JPMorgan and Danske Among Funds Exposed to Gowex Fraud
JPMorgan Chase & Co. (JPM) and Danske Bank A/S (DANSKE) funds are among investors in Let’s Gowex SA (GOW), the Spanish Internet startup that’s filing for insolvency after saying it falsified accounts for at least four years.
JPMorgan’s Euroland Focus fund had 2.9 percent of its holdings invested in Gowex as of May 31, while the bank’s Europe Focus fund had 2 percent of its portfolio dedicated to the stock, according to the most recently available data on their website. Danske’s Europe Absolute fund had 2.7 percent of its portfolio invested in Gowex as of June 30, data compiled by Bloomberg show.
Gowex founder and Chief Executive Officer Jenaro Garcia resigned on July 5, taking responsibility for the accounting fraud after a 60 percent drop in share prices in the wake of a report last week by short-seller Gotham City Research LLP saying the company inflated revenue.

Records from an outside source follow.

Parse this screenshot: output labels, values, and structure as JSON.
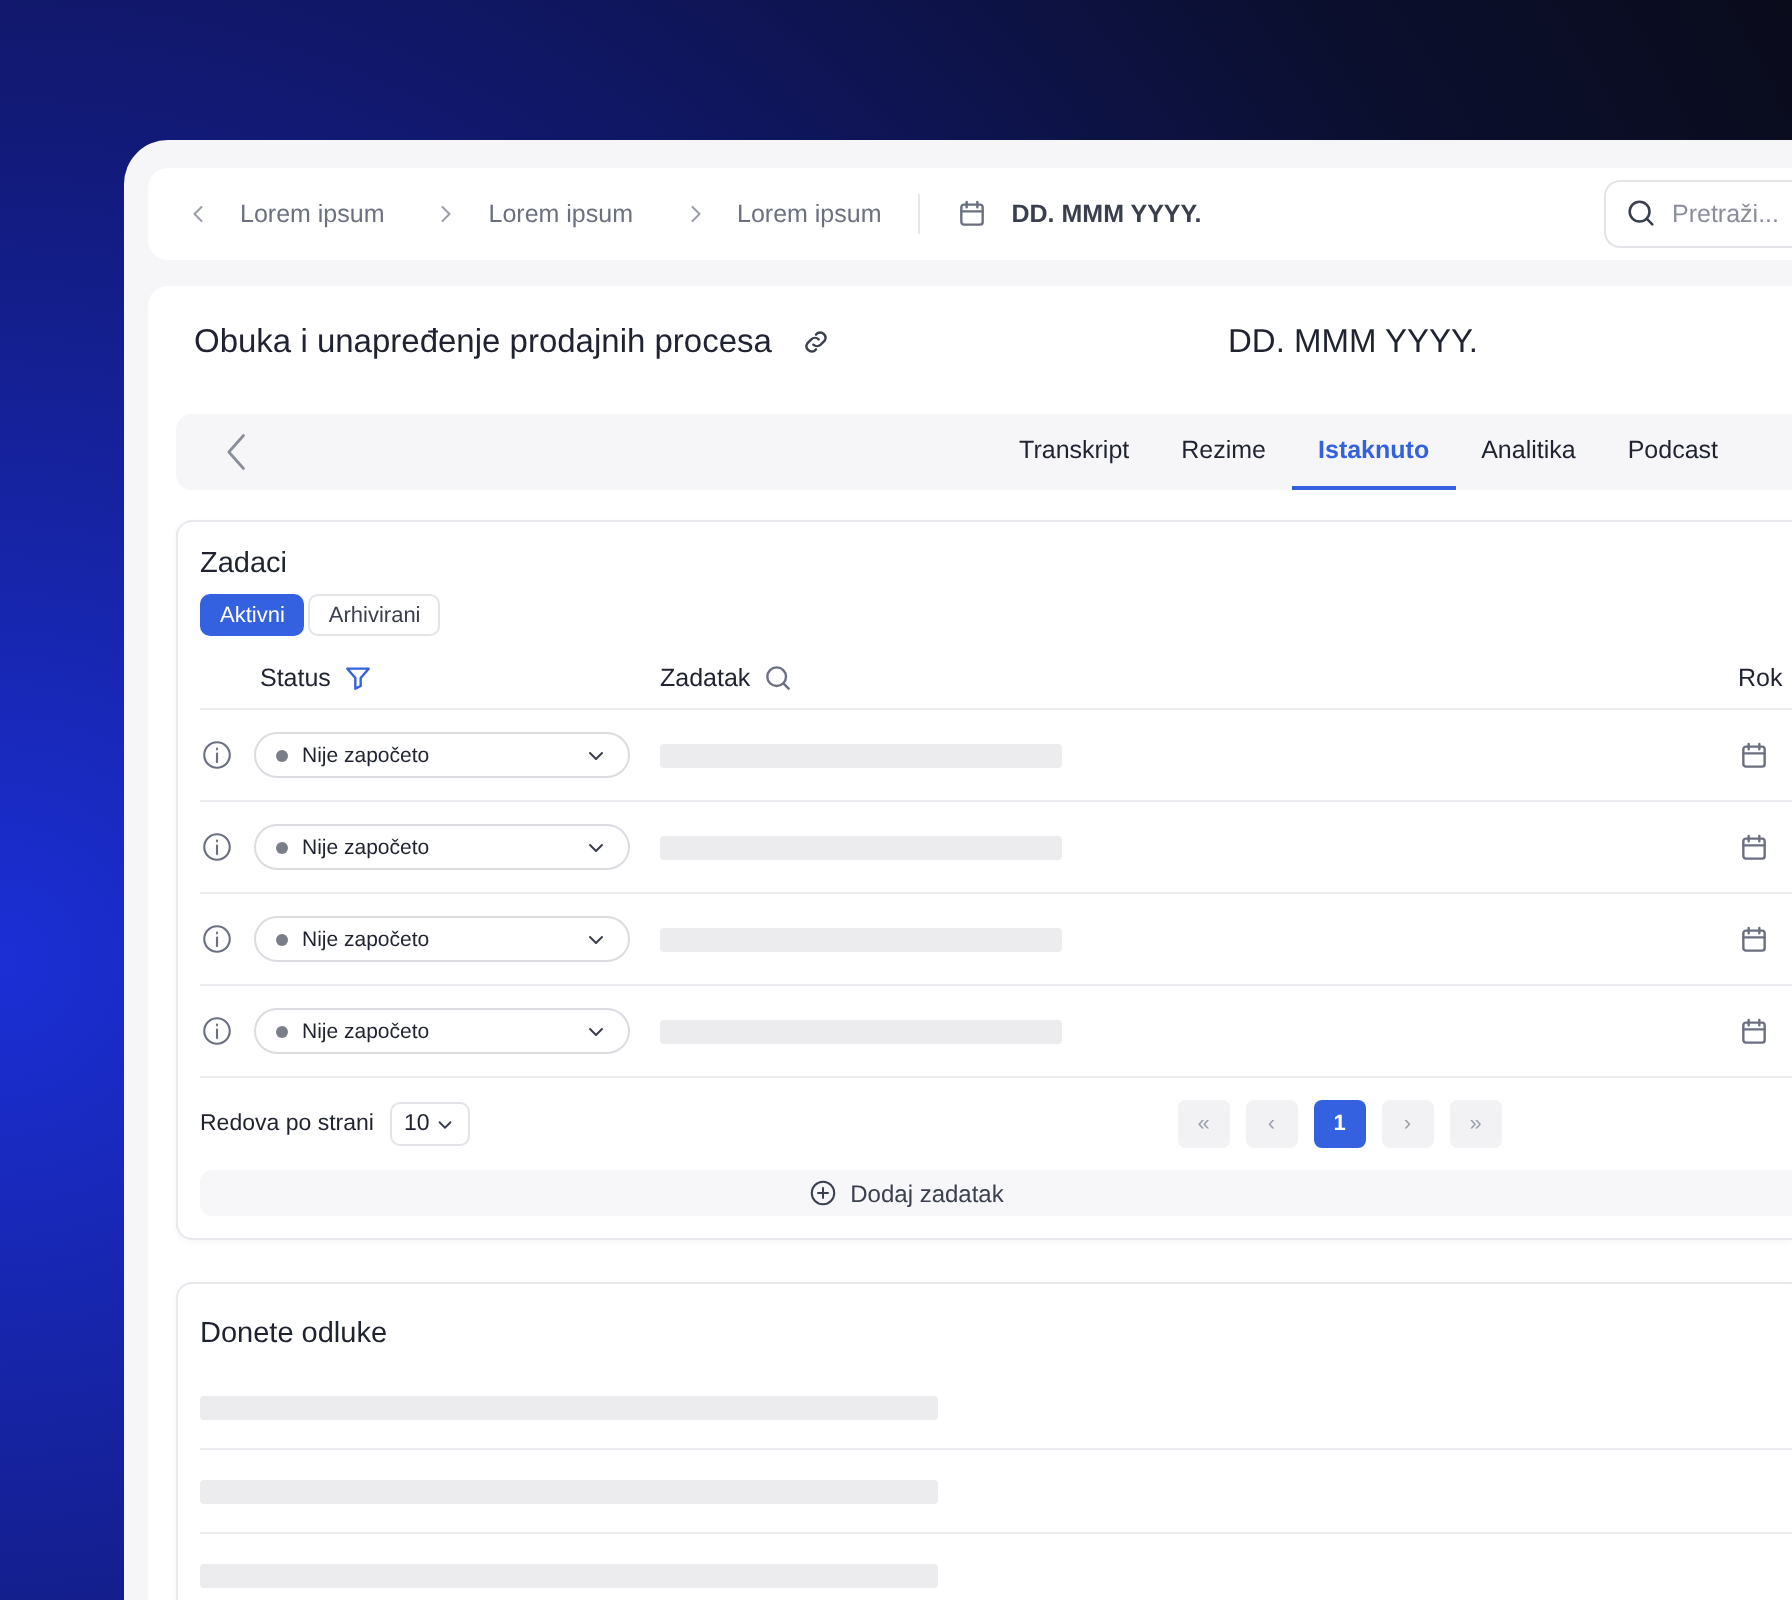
{
  "breadcrumbs": [
    {
      "label": "Lorem ipsum"
    },
    {
      "label": "Lorem ipsum"
    },
    {
      "label": "Lorem ipsum"
    }
  ],
  "breadcrumb_date": "DD. MMM YYYY.",
  "search": {
    "placeholder": "Pretraži..."
  },
  "page": {
    "title": "Obuka i unapređenje prodajnih procesa",
    "date": "DD. MMM YYYY."
  },
  "tabs": [
    {
      "label": "Transkript",
      "selected": false
    },
    {
      "label": "Rezime",
      "selected": false
    },
    {
      "label": "Istaknuto",
      "selected": true
    },
    {
      "label": "Analitika",
      "selected": false
    },
    {
      "label": "Podcast",
      "selected": false
    }
  ],
  "tasks": {
    "title": "Zadaci",
    "filters": [
      {
        "label": "Aktivni",
        "selected": true
      },
      {
        "label": "Arhivirani",
        "selected": false
      }
    ],
    "columns": [
      "Status",
      "Zadatak",
      "Rok"
    ],
    "rows": [
      {
        "status": "Nije započeto"
      },
      {
        "status": "Nije započeto"
      },
      {
        "status": "Nije započeto"
      },
      {
        "status": "Nije započeto"
      }
    ],
    "pagination": {
      "rows_label": "Redova po strani",
      "page_size": "10",
      "first": "«",
      "prev": "‹",
      "pages": [
        {
          "label": "1",
          "selected": true
        }
      ],
      "next": "›",
      "last": "»"
    },
    "add_button": "Dodaj zadatak"
  },
  "decisions": {
    "title": "Donete odluke"
  }
}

“The responsibility isn’t with just one person, it’s also with the auditor and market regulator,” said Javier Flores at investor group Asinver, who puts the number of individual Gowex shareholders at some 5,000. “The damage isn’t only economic; it’s also about the reputation of the Spanish market.”
Jens Larsson, Danske Europe Absolute’s portfolio manager, declined to comment, as did a Danske Capital spokesman. A JPMorgan spokeswoman in Madrid declined to comment.
Gowex’s two largest shareholders, Cash Devices SL and Biotelgy VC, are controlled by Garcia, according to the company’s 2010 initial public offering documents. They are followed by Javier Solsona, a founding executive who sits on Gowex’s board. Together they own about 60 percent of the company.
Excluding the insiders, JPMorgan and Danske are among the top 10 institutional investors in Gowex, according to data compiled by Bloomberg. Others include Banco Santander SA (SAN) and Henderson Global Investors. Banco Santander and Henderson representatives declined to comment.
Gowex reported a sevenfold jump in revenue over three years, with sales reaching 183 million euros ($249 million) in 2013. Since the beginning of 2013, the stock has risen 11-fold to peak at 26.34 euros in April this year. They lost 60 percent over two days last week, trading at 7.92 euros before it was suspended. The decline wiped more than 860 million euros off the Madrid-based company’s market value.
Gotham said Gowex’s “actual” wireless revenue is at most 10 percent of what the company reported, and about 90 percent of its telecommunications revenue “originated from undisclosed related parties.”
Gowex last week called Gotham’s report defamatory and said it mixed facts with lies. In a release on its website today, Gotham said Gowex’s statements about the researcher “are demonstratively false, malicious and defamatory.” However, Gotham said it won’t pursue legal action against Gowex.